### [The task]
Track down each line below containing the string "JSON" and copy it.

Stored data entries:
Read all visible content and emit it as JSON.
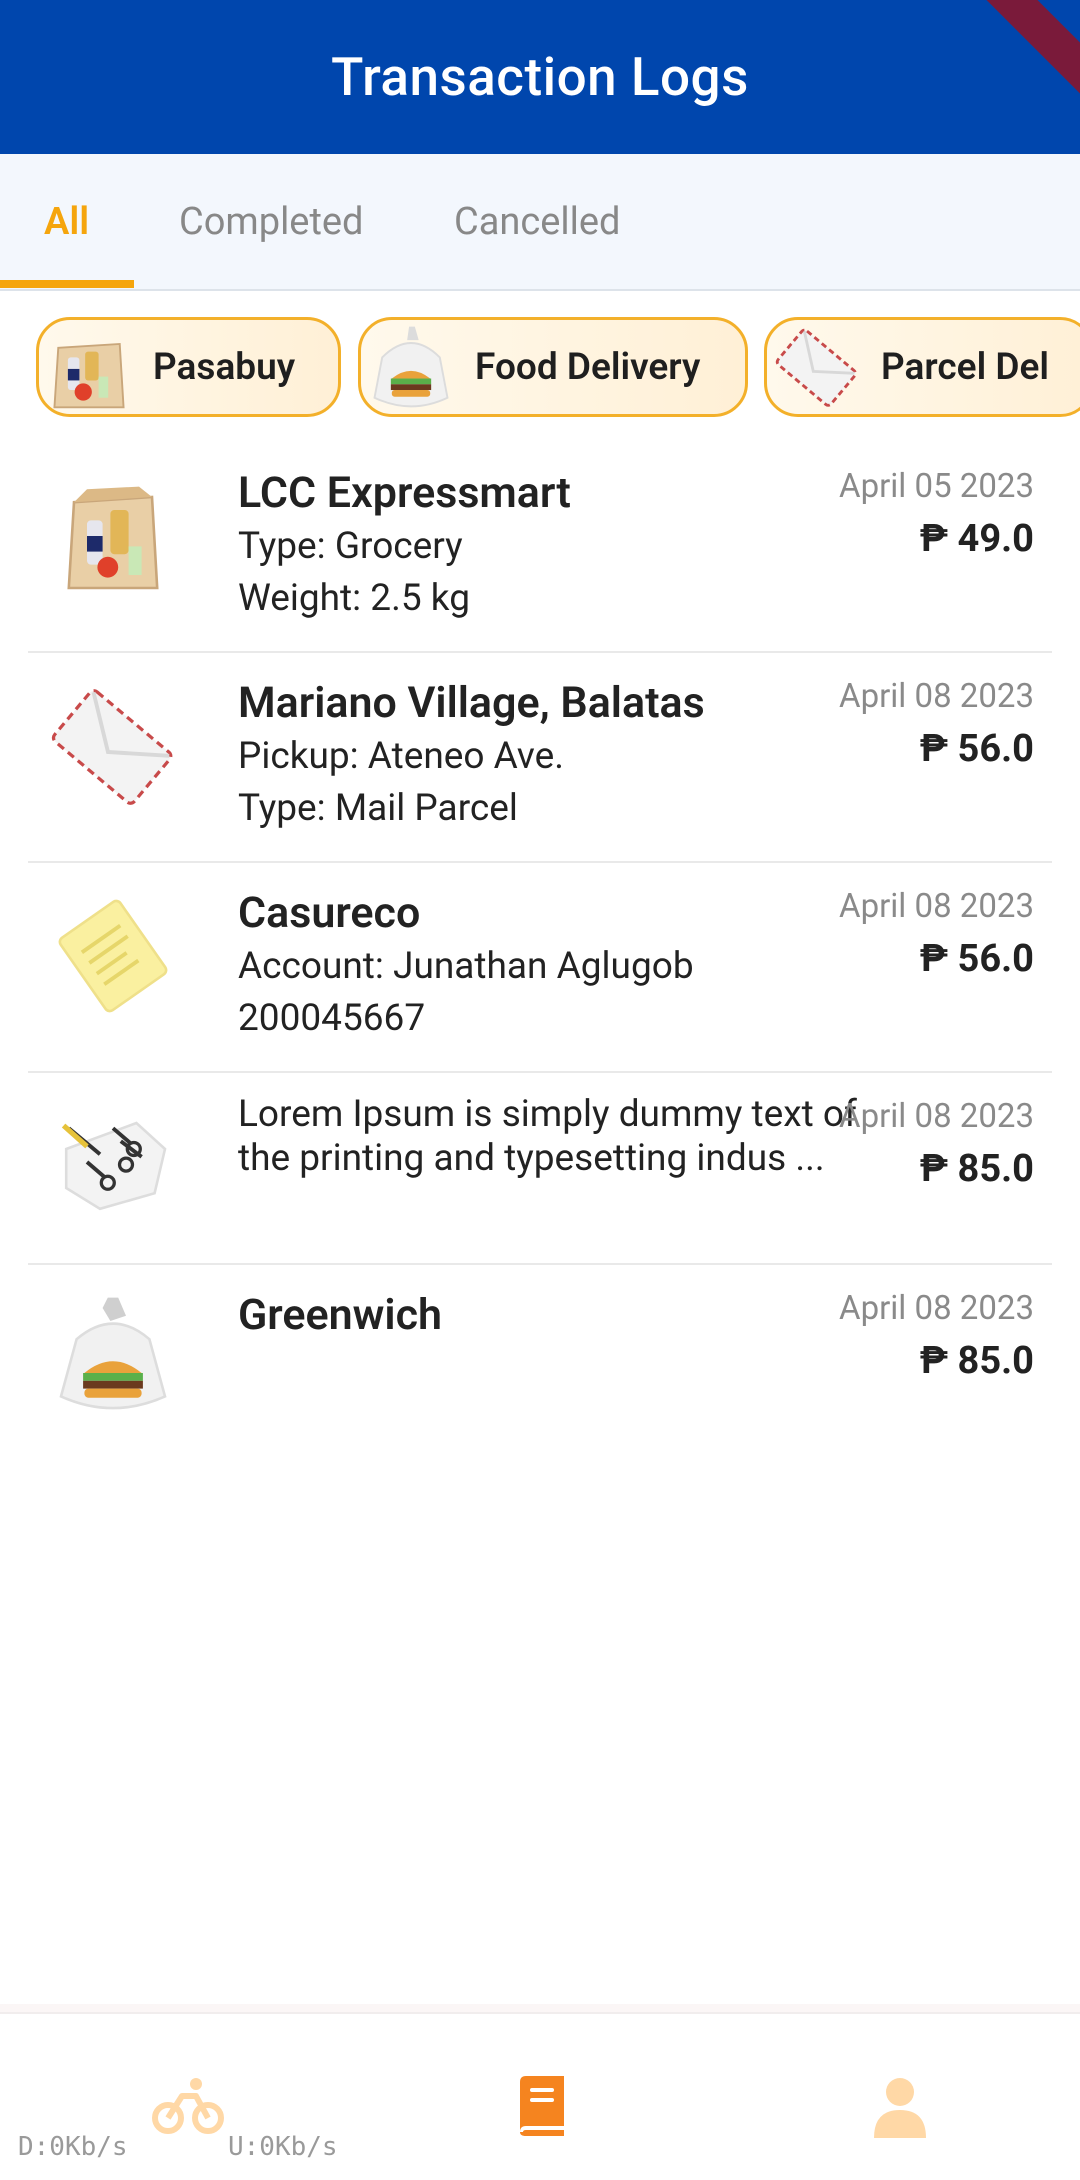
{
  "app": {
    "title": "Transaction Logs"
  },
  "tabs": [
    {
      "label": "All",
      "active": true
    },
    {
      "label": "Completed",
      "active": false
    },
    {
      "label": "Cancelled",
      "active": false
    }
  ],
  "categories": [
    {
      "label": "Pasabuy",
      "icon": "grocery-bag-icon"
    },
    {
      "label": "Food Delivery",
      "icon": "burger-icon"
    },
    {
      "label": "Parcel Del",
      "icon": "mail-envelope-icon"
    }
  ],
  "transactions": [
    {
      "title": "LCC Expressmart",
      "line1": "Type: Grocery",
      "line2": "Weight: 2.5 kg",
      "date": "April 05 2023",
      "price": "₱ 49.0",
      "icon": "grocery-bag-icon"
    },
    {
      "title": "Mariano Village, Balatas",
      "line1": "Pickup: Ateneo Ave.",
      "line2": "Type: Mail Parcel",
      "date": "April 08 2023",
      "price": "₱ 56.0",
      "icon": "mail-envelope-icon"
    },
    {
      "title": "Casureco",
      "line1": "Account: Junathan Aglugob",
      "line2": "200045667",
      "date": "April 08 2023",
      "price": "₱ 56.0",
      "icon": "bill-icon"
    },
    {
      "description": "Lorem Ipsum is simply dummy text of the printing and typesetting indus ...",
      "date": "April 08 2023",
      "price": "₱ 85.0",
      "icon": "errand-checklist-icon"
    },
    {
      "title": "Greenwich",
      "date": "April 08 2023",
      "price": "₱ 85.0",
      "icon": "burger-icon"
    }
  ],
  "bottom_nav": [
    {
      "name": "rider",
      "icon": "bike-icon",
      "active": false
    },
    {
      "name": "logs",
      "icon": "book-icon",
      "active": true
    },
    {
      "name": "profile",
      "icon": "person-icon",
      "active": false
    }
  ],
  "status": {
    "download": "D:0Kb/s",
    "upload": "U:0Kb/s"
  },
  "colors": {
    "primary": "#0046ad",
    "accent": "#f5a50d",
    "inactive": "#ffd8a6"
  }
}
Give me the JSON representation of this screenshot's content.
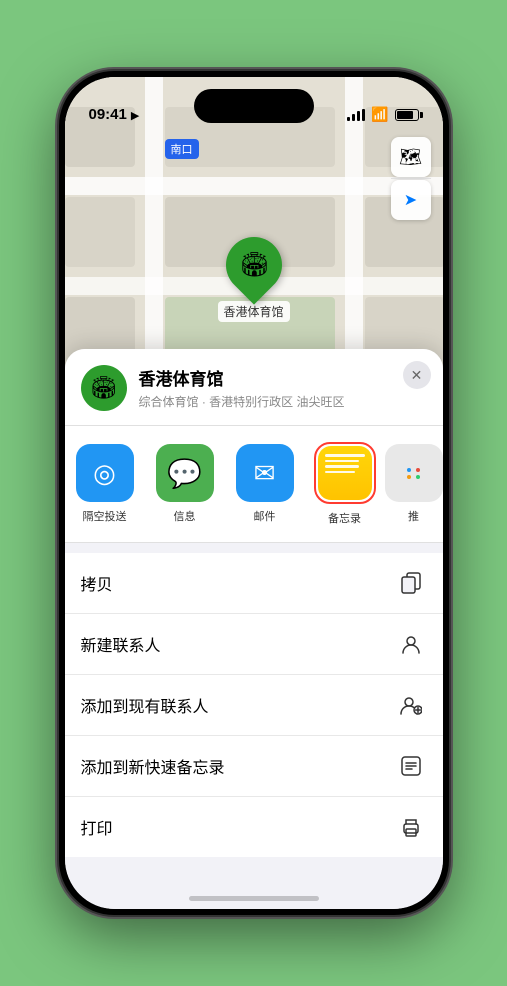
{
  "status": {
    "time": "09:41",
    "time_icon": "navigation-arrow"
  },
  "map": {
    "location_label": "南口",
    "pin_label": "香港体育馆",
    "pin_emoji": "🏟"
  },
  "venue": {
    "name": "香港体育馆",
    "description": "综合体育馆 · 香港特别行政区 油尖旺区",
    "icon_emoji": "🏟"
  },
  "share_items": [
    {
      "id": "airdrop",
      "label": "隔空投送"
    },
    {
      "id": "messages",
      "label": "信息"
    },
    {
      "id": "mail",
      "label": "邮件"
    },
    {
      "id": "notes",
      "label": "备忘录"
    },
    {
      "id": "more",
      "label": "推"
    }
  ],
  "actions": [
    {
      "id": "copy",
      "label": "拷贝",
      "icon": "📋"
    },
    {
      "id": "new-contact",
      "label": "新建联系人",
      "icon": "👤"
    },
    {
      "id": "add-existing",
      "label": "添加到现有联系人",
      "icon": "👤"
    },
    {
      "id": "add-notes",
      "label": "添加到新快速备忘录",
      "icon": "🗒"
    },
    {
      "id": "print",
      "label": "打印",
      "icon": "🖨"
    }
  ],
  "close_label": "×"
}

### [Solution to this exercise]
Read all visible content and emit it as JSON.
Give me the JSON representation of this screenshot's content.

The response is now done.